Shel Silverstein



Shel Silverstein was the author-artist of many beloved books of prose and poetry. He was a cartoonist, playwright, poet, performer, recording artist, and Grammy-winning, Oscar-nominated songwriter.

  • Active years
  • 67
  • Primary profession
  • Soundtrack·writer·composer
  • Country
  • United States
  • Nationality
  • American
  • Gender
  • Male
  • Birth date
  • 25 September 1930
  • Place of birth
  • Chicago
  • Death date
  • 1999-05-10
  • Death age
  • 69
  • Place of death
  • Key West
  • Education
  • University of Chicago·School of the Art Institute of Chicago
  • Knows language
  • English language






His best-known books, "The Giving Tree" and "Where the Sidewalk Ends" , were reissued in deluxe editions in 2004.

Music composer, author and poet.

He wrote several songs for the 1970s group Dr. Hook & The Medicine Show.

Johnny Cash recorded two of Silversteins poems, "A Boy Named Sue" which reached No. 2 on the Billboard "Hot 100". He also recorded "25 Minutes to Go", first released on his legendary comeback LP "At Folsom Prison".

He was awarded the 1983 Joseph Jefferson Award for New Work for "Gorilla" at the Goodman Theatre in Chicago, Illinois.
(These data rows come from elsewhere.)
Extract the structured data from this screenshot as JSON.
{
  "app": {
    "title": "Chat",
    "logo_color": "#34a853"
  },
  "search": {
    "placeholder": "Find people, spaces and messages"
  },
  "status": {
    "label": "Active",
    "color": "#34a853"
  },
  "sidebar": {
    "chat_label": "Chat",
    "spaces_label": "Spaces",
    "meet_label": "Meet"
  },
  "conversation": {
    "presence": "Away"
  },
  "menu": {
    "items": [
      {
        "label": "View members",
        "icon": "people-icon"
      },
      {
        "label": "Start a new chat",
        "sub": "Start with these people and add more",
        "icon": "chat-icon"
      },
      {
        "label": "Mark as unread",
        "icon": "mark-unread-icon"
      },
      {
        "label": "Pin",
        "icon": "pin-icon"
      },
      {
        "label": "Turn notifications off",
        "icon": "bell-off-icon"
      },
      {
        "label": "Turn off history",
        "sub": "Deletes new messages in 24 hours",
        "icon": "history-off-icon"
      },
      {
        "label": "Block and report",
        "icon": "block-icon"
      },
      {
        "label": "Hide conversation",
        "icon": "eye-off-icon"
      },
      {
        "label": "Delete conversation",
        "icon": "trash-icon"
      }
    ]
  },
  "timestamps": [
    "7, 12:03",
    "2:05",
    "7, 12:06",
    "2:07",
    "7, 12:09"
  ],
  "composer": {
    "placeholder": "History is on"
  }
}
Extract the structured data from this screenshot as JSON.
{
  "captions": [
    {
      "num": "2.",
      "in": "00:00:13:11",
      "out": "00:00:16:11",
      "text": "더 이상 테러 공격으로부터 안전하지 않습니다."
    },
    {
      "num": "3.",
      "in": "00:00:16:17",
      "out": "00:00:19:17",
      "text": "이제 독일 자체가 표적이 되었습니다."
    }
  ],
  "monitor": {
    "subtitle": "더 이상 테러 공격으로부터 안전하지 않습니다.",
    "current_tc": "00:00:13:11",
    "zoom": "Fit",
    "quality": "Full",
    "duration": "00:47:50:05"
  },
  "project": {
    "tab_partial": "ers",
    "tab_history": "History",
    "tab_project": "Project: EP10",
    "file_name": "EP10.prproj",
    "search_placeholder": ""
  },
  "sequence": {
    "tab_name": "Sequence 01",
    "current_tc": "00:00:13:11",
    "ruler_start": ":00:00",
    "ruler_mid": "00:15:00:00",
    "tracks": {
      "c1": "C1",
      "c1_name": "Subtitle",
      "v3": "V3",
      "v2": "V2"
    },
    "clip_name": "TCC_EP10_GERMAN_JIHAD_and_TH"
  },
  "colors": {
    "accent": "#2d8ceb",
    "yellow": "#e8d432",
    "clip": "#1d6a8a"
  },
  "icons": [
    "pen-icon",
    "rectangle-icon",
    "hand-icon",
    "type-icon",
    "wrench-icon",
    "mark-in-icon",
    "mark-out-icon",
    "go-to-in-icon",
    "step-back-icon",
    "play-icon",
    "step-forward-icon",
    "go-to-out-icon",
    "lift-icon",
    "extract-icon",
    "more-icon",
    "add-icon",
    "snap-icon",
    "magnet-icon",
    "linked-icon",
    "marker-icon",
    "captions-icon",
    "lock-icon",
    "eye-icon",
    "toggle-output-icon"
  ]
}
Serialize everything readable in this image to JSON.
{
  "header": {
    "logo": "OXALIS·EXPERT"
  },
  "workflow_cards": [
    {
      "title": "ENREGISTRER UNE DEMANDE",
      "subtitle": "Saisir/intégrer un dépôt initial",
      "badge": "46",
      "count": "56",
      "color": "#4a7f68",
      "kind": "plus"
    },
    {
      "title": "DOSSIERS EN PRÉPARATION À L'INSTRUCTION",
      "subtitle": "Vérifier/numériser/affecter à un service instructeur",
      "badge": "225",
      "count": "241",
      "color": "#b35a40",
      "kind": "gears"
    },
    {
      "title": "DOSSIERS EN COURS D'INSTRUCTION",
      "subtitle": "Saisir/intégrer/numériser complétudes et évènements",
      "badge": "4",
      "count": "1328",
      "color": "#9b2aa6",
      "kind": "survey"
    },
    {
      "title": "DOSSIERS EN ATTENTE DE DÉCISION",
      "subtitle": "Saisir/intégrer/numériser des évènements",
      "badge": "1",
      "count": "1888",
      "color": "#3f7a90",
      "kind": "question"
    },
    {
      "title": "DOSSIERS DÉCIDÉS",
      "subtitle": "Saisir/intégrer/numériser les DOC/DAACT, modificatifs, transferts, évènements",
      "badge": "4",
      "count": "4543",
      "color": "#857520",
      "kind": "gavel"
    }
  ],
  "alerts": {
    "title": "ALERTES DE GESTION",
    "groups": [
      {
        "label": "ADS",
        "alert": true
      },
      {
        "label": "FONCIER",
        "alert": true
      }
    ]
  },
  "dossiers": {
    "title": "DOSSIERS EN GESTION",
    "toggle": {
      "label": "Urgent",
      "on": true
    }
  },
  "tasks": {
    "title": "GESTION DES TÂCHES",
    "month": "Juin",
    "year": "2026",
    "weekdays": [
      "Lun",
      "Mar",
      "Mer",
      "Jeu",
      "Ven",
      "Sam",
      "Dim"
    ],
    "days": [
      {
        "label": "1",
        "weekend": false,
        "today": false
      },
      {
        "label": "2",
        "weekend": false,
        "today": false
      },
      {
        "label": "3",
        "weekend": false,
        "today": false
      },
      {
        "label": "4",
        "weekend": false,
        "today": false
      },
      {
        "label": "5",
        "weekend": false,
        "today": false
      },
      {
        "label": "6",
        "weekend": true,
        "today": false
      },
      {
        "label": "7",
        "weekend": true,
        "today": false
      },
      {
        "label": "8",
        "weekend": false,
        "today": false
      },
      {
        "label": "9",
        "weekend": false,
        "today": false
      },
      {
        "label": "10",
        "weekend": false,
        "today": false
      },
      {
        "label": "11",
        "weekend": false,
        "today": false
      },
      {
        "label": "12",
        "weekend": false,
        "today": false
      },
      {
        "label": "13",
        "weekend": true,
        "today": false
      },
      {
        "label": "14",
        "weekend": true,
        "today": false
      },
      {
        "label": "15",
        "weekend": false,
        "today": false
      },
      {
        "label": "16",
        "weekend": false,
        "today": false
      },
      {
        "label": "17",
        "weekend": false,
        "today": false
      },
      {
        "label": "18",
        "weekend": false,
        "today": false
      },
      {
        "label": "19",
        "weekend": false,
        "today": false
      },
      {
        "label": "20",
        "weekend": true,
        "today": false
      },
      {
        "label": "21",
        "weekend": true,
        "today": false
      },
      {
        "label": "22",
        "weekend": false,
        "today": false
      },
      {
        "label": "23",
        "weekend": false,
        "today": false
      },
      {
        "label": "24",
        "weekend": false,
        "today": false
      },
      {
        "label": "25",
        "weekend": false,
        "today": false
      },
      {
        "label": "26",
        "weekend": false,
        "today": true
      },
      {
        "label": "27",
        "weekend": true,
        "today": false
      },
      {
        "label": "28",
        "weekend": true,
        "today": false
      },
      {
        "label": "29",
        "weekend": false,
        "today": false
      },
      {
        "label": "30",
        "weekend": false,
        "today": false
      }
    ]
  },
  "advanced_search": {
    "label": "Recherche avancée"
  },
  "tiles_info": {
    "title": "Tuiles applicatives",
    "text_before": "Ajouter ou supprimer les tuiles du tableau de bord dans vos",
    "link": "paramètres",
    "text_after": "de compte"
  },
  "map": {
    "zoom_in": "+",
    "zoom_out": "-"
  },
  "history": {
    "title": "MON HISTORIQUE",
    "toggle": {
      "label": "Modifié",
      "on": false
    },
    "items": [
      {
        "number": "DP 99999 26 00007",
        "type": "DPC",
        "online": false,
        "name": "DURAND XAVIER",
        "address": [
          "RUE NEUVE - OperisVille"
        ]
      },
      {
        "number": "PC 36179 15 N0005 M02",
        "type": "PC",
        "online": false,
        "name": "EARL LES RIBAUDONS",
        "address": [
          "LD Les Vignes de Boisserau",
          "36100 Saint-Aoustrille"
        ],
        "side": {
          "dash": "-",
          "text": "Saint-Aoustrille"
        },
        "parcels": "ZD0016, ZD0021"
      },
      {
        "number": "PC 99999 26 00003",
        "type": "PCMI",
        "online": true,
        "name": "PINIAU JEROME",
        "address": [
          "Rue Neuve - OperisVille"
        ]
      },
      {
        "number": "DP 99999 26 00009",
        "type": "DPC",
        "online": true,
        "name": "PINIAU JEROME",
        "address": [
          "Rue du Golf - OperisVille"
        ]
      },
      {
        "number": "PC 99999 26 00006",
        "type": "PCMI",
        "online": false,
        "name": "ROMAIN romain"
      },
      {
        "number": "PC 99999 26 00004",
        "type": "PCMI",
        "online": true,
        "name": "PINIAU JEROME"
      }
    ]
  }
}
He wrote the song "A Boy Named Sue" after attending a judicial conference in Gatlinburg, Tennessee (a town mentioned in the song), at which a featured speaker was a male prosecutor named Sue Hicks.

Shel wrote several songs for the 1970s group Dr. Hook and The Medicine Show.


My beard grows down to my toes,I never wears no clothes,I wraps my hairAround my bare,And down the road I goes.

She had blue skin,And so did he. He kept it hidAnd so did she. They searched for blueTheir whole life through,Then passed right by-And never knew.

If you are a dreamer, come sit by my fire. For we have some flax-golden tales to spin; come in! Come in!,She had blue skin. And so did he. He kept it hid, And so did she. They searched for blue Their whole life through, Then passed right by - And never knew.

And the tree was happy,I was hoping that perhaps I could roll with you. . . ""You cannot roll with me," said the Big O, "but perhaps you can roll by yourself.

RAINI opened my eyesAnd looked up at the rain. And it dripped in my headAnd flowed into my brain,And all that I hear as I lie in my bedIs the slishity-slosh of the rain in my head. I step very softly,I walk very slow,I can’t do a handstand-I might overflow,So pardon the wild crazy thing I just said-I’m just not the same since there’s rain in my head.

He wasted his wishes on wishing.

Stand-up comics reflect less of a visual humor and more of a commentary.

To me, freedom entitles you to do something, not to not do something. .